China has detained hundreds of Tibetans for peacefully exercising their human rights or for taking part in protests since 2008. Recently, Tibetan activists have set themselves on fire in protest of restrictions on basic freedoms and punitive security measures. The Chinese government has responded to the protests with mass arrests, imprisonment, and possible killings by security forces.

Dhondup Wangchen suffers from Hepatitis B and has not received the medical treatment he needs. It has been difficult to obtain reliable information about his condition.

This is a bit more serious than fighting with your producer over final cut. I urge you to go to Amnesty's action page and add your voice to the chorus of disapproval.

Sunday, April 01, 2012

Wajda in the '50s

My '50s round-up continues apace. Yesterday I saw the first two of Wajda's War Trilogy films, his first two features. A Generation, his debut, is messy, with a problem of point of view -- Wajda can't make up his mind whether he wants to (or has to) make a film about how his protagonist Stach (Tadesuz Lomnicki) will be transformed by exposure to Marxism and the love of a good (Communist) woman from a juvenile delinquent into a mature Resistance leader or a study of the more interestingly neurotic Jasio (Tadeusz Janczar), whose deep existential dilemma sends him in and out of the Resistance. Needless to say, Wajda (and we) find the latter more interesting, but the lack of a coherent through-line hinders the film. On the other hand, there are some terrific moments in the film, you can see a nascent great talent in embryonic form. The film opens with a stunning tracking shot of the slum neighborhood in which Stach lives, and some of the setpieces, particular Jasio's death, are impressive as hell.

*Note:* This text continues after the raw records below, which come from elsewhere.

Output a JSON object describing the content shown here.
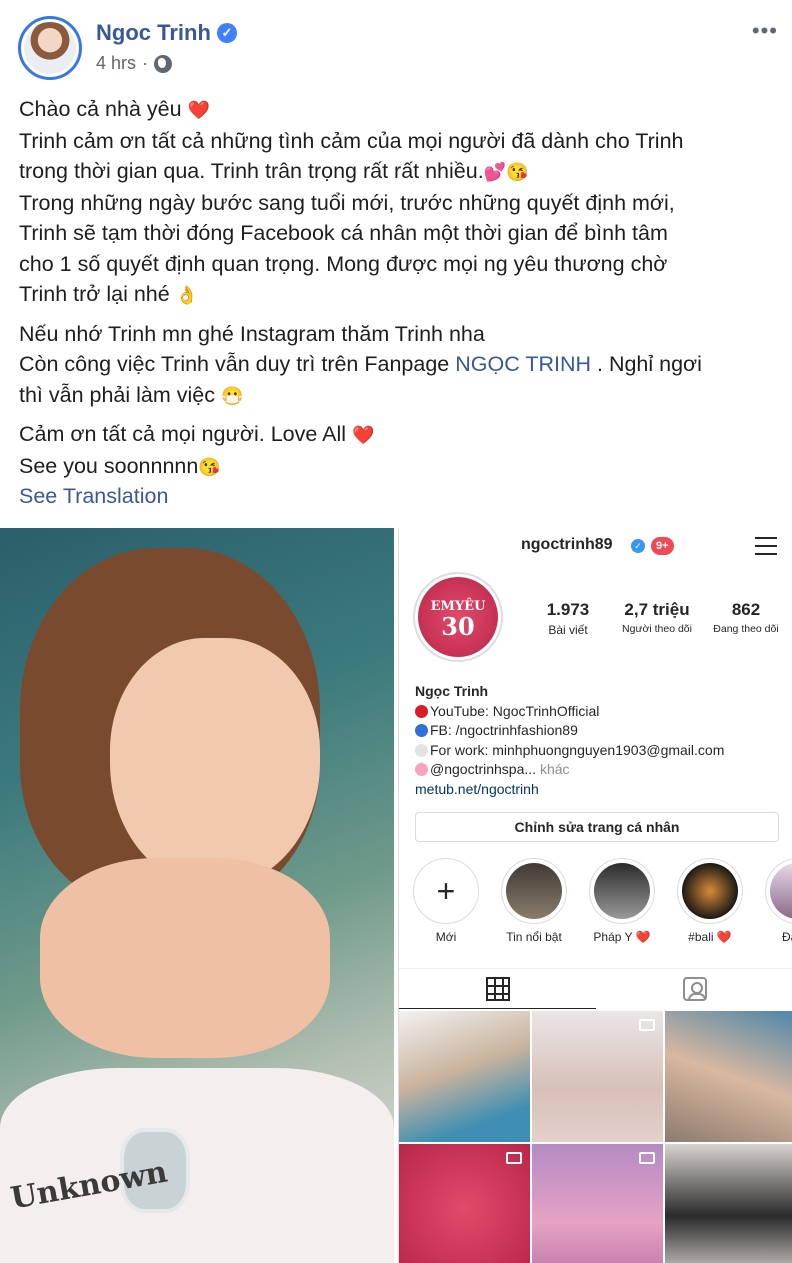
{
  "post": {
    "author": "Ngoc Trinh",
    "time": "4 hrs",
    "more": "•••",
    "text": {
      "p1_l1": "Chào cả nhà yêu",
      "p1_l2": "Trinh cảm ơn tất cả những tình cảm của mọi người đã dành cho Trinh",
      "p1_l3": "trong thời gian qua. Trinh trân trọng rất rất nhiều.",
      "p1_l4": "Trong những ngày bước sang tuổi mới, trước những quyết định mới,",
      "p1_l5": "Trinh sẽ tạm thời đóng Facebook cá nhân một thời gian để bình tâm",
      "p1_l6": "cho 1 số quyết định quan trọng. Mong được mọi ng yêu thương chờ",
      "p1_l7": "Trinh trở lại nhé",
      "p2_l1": "Nếu nhớ Trinh mn ghé Instagram thăm Trinh nha",
      "p2_l2a": "Còn công việc Trinh vẫn duy trì trên Fanpage",
      "p2_link": "NGỌC TRINH",
      "p2_l2b": ". Nghỉ ngơi",
      "p2_l3": "thì vẫn phải làm việc",
      "p3_l1": "Cảm ơn tất cả mọi người. Love All",
      "p3_l2": "See you soonnnnn"
    },
    "see_translation": "See Translation"
  },
  "photo": {
    "shirt_text": "Unknown"
  },
  "instagram": {
    "username": "ngoctrinh89",
    "notifications": "9+",
    "stats": [
      {
        "num": "1.973",
        "label": "Bài viết"
      },
      {
        "num": "2,7 triệu",
        "label": "Người theo dõi"
      },
      {
        "num": "862",
        "label": "Đang theo dõi"
      }
    ],
    "profile_pic_text_1": "EMYÊU",
    "profile_pic_text_2": "30",
    "bio": {
      "name": "Ngọc Trinh",
      "youtube": "YouTube: NgocTrinhOfficial",
      "fb": "FB: /ngoctrinhfashion89",
      "work": "For work: minhphuongnguyen1903@gmail.com",
      "spa": "@ngoctrinhspa...",
      "spa_more": "khác",
      "link": "metub.net/ngoctrinh"
    },
    "edit_profile": "Chỉnh sửa trang cá nhân",
    "highlights": [
      {
        "label": "Mới"
      },
      {
        "label": "Tin nổi bật"
      },
      {
        "label": "Pháp Y ❤️"
      },
      {
        "label": "#bali ❤️"
      },
      {
        "label": "Đập h"
      }
    ]
  }
}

I don't know what Wajda was eating for breakfast between making A Generation and his second film, Kanal, but I want a case of it. As promising as the debut film is, it doesn't prepare you for the dark and startling masterpiece that he follows it with. Kanal is remarkable. It's a brooding, depressing work with a certain underlying absurdism -- not in the least bit funny -- about a battered unit of the Home Army during the last week of the Warsaw Uprising, chronologically a few months after the action in A Generation. It's not a "lost patrol" type thing, the unit as over 40 members at the outset of the film and Wajda really only individualizes a dozen or so, but the gradual eroding not only of the company's numbers but of their moral stature and sanity is chllling. It's one of those films in which no good deed goes unpunished and nearly everyone dies. Bleak stuff from the very start -- another breathtakingly complicated tracking shot, this time giving us the unit for the only time that they are even remotely a unified body of fighters, yet already we can see the cracks in the community, such as it is. The film was apparently not well received in mid-50s Poland because it calls into question the mythos of the Uprising, challenges the assumption that this was a heroic last stand rather than an utterly futile and self-lacerating act of collective suicide. Reminds me a little bit of Ford's Fort Apache, except there is no one left to enunciate the legend, and the heroism of the unit is always dubious. A great film that probably will retain a place on my list nine months from now.